IOOF’s ability to retain 670 former ANZ-licensed advisers will be key in softening the reputational damage the group suffered in recent months, according to a Morningstar research note.
A “disastrous” appearance at the Hayne royal commission led to the Australian Prudential Regulation Authority disqualifying, among others, IOOF managing director Chris Kelaher and chairman George Venardos. Subsequent to APRA’s action – which saw the share price plunge from $7.17 to 4.28 over three days in December – IOOF’s former head of wealth Renato Mota was appointed acting chief executive.
“At a minimum, we would expect it to materially hurt the company’s reputation, making it harder to attract advisers and fund its products,” the report stated. “Some of this may be softened if it is to retain most of circa 670 advisers formerly aligned to ANZ Bank”.
The disqualification of its leaders and the spectre of “more proactive regulation” contributed to a “very high uncertainty rating”, according to the researcher.
Morningstar noted that IOOF has “strong brand recognition” and a track record of being able to maintain and attract advisers, while their institutional competitors have struggled.
“The most recent example of this is that almost 50 advisers have recently moved over from National Australia Bank’s Meritum Financial Group to become IOOF-aligned advisers,” the report stated.
The researcher also says IOOF has the edge over competitors due to its distributional reach and brand recognition. Further, advisers within the group would face challenges leaving due to “switching costs, both monetary and non-monetary”.
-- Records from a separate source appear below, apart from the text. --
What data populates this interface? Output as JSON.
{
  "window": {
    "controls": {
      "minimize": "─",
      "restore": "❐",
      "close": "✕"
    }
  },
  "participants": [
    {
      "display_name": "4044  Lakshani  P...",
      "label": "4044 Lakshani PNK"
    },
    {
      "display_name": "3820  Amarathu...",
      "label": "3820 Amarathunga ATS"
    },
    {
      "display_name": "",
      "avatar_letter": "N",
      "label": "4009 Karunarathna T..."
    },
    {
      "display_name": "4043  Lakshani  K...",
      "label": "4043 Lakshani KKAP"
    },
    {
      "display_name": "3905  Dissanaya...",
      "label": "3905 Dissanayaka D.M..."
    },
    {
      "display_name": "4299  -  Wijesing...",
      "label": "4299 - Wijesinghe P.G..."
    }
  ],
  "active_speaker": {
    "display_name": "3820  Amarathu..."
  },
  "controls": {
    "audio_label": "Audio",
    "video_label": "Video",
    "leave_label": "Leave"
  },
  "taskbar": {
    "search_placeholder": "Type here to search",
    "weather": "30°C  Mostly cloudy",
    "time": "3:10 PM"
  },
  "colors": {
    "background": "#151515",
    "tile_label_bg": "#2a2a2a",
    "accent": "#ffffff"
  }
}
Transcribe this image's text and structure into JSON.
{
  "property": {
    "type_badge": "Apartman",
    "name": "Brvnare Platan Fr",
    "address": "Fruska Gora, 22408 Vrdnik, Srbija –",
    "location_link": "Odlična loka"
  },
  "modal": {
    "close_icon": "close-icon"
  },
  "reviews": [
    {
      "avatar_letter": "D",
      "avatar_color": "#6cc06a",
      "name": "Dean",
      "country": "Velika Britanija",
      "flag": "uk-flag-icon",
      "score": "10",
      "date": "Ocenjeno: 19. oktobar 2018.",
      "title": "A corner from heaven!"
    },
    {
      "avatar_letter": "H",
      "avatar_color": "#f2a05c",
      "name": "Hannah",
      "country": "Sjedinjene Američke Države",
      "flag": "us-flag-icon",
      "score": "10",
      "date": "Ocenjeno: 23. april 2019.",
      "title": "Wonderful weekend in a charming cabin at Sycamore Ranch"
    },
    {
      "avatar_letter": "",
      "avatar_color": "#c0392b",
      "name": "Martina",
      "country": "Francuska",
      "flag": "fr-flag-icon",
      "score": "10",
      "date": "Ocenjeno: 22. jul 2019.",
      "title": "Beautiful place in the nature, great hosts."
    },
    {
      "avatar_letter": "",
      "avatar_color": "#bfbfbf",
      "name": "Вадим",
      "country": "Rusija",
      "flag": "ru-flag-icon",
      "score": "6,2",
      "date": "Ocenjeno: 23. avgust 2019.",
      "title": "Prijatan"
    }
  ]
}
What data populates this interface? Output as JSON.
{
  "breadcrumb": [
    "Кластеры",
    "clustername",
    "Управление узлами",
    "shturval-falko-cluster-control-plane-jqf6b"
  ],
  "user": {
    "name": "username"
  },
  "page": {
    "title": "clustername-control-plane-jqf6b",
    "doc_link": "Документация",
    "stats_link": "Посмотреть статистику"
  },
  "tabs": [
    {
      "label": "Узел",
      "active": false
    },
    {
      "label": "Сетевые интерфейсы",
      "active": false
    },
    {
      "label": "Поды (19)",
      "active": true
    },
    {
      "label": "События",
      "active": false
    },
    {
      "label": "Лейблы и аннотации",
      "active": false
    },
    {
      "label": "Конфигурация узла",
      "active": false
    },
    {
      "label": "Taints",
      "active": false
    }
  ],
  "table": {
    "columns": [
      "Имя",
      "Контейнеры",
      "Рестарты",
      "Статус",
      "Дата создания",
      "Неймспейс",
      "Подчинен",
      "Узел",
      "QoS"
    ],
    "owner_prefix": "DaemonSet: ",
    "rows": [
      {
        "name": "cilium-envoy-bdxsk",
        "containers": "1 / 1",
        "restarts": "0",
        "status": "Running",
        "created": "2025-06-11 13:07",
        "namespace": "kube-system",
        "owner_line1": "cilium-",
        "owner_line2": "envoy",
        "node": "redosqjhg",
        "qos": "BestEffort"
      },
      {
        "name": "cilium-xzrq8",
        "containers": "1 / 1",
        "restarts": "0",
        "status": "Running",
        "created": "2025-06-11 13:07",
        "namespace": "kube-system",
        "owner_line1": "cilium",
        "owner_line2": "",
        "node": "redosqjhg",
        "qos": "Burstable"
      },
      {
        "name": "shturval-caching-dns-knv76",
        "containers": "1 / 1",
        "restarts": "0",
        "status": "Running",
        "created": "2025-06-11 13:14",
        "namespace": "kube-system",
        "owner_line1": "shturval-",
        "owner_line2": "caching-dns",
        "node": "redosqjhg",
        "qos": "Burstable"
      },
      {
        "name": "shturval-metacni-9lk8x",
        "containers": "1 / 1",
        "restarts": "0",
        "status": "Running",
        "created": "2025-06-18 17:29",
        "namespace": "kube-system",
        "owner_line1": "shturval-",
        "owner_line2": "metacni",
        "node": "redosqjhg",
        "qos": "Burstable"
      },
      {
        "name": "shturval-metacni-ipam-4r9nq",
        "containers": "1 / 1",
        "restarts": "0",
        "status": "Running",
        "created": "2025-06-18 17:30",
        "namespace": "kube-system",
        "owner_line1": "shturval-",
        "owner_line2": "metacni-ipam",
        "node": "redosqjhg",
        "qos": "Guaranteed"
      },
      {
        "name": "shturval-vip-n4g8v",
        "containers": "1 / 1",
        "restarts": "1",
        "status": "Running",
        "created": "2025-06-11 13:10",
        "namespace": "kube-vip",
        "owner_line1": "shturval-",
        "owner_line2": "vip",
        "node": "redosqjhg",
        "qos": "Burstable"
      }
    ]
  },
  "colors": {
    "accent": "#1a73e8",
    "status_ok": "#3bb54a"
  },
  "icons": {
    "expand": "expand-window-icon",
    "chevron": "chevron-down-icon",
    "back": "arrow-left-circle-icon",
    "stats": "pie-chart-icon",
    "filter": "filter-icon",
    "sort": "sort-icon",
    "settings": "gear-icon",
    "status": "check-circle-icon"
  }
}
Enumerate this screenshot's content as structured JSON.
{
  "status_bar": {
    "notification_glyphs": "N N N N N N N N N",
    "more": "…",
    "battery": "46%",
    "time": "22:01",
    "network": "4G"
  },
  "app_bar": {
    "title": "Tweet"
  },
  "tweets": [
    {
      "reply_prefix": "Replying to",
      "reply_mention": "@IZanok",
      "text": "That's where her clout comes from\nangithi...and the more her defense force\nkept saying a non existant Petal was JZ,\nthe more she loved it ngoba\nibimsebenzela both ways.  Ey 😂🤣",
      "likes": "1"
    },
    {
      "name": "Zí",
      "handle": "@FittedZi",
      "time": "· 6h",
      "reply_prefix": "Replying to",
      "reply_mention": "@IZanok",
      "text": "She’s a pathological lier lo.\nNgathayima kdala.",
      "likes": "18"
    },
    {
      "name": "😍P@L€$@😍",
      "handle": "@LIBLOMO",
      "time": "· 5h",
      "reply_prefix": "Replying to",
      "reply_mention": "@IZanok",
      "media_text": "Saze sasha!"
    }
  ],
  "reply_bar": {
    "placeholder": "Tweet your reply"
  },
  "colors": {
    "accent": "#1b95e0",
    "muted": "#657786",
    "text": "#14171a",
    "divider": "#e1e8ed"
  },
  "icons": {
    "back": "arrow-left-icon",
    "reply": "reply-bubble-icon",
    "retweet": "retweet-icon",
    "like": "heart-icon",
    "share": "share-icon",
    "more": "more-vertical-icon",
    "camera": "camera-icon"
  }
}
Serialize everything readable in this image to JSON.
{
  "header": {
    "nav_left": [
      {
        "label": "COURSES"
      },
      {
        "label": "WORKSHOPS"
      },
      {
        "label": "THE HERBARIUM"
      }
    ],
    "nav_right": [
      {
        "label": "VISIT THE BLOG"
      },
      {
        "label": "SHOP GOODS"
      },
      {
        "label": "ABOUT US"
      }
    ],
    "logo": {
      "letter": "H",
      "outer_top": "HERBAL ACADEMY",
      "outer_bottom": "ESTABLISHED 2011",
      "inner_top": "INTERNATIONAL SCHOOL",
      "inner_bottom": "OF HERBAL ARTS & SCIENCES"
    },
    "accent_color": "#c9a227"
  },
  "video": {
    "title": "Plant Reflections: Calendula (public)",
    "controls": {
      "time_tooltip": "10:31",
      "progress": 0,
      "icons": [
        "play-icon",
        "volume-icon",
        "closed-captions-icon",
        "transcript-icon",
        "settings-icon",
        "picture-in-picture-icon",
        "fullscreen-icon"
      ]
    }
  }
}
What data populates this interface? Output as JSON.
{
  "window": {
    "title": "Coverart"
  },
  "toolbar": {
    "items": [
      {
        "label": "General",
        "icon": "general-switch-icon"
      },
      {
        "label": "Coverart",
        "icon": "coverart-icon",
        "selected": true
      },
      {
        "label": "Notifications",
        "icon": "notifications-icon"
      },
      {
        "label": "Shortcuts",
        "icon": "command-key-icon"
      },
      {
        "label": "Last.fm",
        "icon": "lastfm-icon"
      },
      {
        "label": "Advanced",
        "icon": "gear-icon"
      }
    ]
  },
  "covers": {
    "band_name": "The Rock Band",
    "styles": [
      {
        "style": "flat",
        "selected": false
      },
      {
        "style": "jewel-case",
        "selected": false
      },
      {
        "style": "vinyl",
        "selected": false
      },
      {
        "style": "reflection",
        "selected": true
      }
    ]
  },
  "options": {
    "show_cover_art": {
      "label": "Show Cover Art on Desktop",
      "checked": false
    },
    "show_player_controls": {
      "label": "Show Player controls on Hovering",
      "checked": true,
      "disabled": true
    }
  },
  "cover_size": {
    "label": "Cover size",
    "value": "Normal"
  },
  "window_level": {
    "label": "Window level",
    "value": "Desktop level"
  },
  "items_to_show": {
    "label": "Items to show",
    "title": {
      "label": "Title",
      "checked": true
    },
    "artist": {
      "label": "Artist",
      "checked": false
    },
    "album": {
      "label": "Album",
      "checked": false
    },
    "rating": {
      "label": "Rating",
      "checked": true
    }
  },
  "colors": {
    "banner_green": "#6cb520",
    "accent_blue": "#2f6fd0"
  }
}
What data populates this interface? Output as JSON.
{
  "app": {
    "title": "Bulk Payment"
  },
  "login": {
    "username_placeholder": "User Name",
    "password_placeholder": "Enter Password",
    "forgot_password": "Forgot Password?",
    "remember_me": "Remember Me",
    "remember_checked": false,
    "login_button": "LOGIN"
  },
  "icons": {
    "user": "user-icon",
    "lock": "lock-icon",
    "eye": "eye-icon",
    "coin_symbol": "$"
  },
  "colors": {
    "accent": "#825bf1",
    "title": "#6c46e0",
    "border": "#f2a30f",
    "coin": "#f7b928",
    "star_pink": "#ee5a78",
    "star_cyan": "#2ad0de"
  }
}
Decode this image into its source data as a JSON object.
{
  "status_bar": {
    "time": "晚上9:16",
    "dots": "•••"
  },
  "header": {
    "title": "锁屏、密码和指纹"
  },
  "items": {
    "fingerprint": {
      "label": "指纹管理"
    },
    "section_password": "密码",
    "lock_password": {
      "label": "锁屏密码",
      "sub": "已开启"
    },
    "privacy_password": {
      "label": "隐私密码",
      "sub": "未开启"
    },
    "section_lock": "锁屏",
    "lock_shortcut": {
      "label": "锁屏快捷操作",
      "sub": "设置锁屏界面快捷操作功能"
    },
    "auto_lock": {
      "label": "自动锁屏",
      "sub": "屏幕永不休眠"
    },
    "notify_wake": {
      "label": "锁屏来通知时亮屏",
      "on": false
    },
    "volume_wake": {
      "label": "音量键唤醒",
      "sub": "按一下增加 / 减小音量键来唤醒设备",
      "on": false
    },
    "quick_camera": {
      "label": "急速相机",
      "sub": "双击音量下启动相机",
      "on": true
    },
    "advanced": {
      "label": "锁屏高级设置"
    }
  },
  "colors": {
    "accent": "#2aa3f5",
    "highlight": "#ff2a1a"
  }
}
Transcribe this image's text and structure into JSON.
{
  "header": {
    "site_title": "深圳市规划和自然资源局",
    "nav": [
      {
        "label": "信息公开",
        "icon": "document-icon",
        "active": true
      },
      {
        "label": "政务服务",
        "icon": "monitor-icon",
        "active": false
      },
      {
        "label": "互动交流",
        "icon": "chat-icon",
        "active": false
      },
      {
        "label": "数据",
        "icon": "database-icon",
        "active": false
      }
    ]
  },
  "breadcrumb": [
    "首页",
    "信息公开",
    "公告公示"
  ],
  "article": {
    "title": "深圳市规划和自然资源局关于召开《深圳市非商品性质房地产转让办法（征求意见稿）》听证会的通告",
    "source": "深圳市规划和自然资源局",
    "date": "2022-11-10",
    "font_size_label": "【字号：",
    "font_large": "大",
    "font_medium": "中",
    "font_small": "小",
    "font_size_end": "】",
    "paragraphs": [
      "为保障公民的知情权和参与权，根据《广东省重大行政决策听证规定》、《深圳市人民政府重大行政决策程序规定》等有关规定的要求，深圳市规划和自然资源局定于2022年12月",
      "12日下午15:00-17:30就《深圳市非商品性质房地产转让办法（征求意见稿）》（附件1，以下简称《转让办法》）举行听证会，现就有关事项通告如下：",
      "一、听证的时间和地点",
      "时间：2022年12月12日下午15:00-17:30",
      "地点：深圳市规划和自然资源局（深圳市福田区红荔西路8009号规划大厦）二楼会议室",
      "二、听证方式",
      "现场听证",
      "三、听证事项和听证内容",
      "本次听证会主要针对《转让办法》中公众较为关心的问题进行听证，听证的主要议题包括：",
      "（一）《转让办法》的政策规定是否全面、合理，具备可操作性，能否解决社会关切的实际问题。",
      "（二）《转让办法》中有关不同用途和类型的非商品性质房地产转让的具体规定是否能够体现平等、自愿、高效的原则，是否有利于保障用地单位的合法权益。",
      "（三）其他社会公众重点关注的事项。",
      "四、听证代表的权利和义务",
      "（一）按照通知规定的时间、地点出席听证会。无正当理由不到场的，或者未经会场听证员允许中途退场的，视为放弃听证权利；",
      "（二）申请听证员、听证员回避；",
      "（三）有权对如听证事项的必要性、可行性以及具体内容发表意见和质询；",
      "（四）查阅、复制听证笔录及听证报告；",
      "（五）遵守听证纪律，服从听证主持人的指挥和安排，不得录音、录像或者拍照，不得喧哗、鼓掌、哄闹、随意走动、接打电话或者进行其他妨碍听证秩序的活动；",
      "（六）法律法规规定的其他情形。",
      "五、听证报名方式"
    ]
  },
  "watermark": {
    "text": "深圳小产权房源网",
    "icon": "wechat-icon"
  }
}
IOOF is leaning into the task of retaining the ANZ advisers by accelerating its investment in governance – which will include spending $20 million to $30 million on an advice review program – and trying harder to understand the self-employed advice model, according to the company’s recent half year results announcement.
IOOF’s advice arm is split into salaried high-net-worth advisers under existing licensees Shadforth and Ord Minnett on one side, and a mix of existing IOOF and ex-ANZ self-employed licensees on the other. These include Consultum, Bridges and Lonsdale from IOOF and Millenium3, Bridges, FSP and RI Advice from ANZ.
Work is already underway to mesh the existing IOOF advice brands with the new ANZ affiliates. In January IOOF announced a restructure to bring the two divisions together and the company is advertising for a new head of advice delivery and governance to oversee “100 staff who provide services to over 1,700 financial advisers around Australia”.
Cultural fit will be key in the union, a challenge exacerbated by the different education levels of the groups being brought together.
The importance of the affiliated licensees coming together and shoring up the IOOF brand is underscored by Morningstar’s prediction that the mooted sale of ANZ’s One Path Pensions and Investments will not go through, with the trustee of P&I likely to conclude the transfer is not in the best interests of members.
“We expect this part of the deal will not complete,” the report stated.
IOOF announced the $1 billion deal to acquire ANZ’s P&I business and aligned dealer groups in late 2017, but the transfer of advisers to the new group didn’t gain traction until the latter half of 2018, according to one source.
IOOF’s advice business was responsible for 40 per cent of the group earnings in 2018 – a number which would increase if the roughly 670 ANZ advisers remain with the existing 1000 under the brand’s banner.
The Morningstar note pointed to several positive indicators for the advice business, including its ability to scale and an open architecture platform that “allows some IOOF advisers to originate investment products shelved on third party platforms”.
However, the researcher also warned that IOOF’s future as the second largest licensee owner in the country – and potentially the biggest, depending on AMP’s fortunes – will hinge on its ability to make the ANZ transfer work out.
“IOOF’s success depends heavily on its ability to foster a strong relationship with its financial advisers, dealer groups, and its asset managers, as well as their respective clients,” the report stated.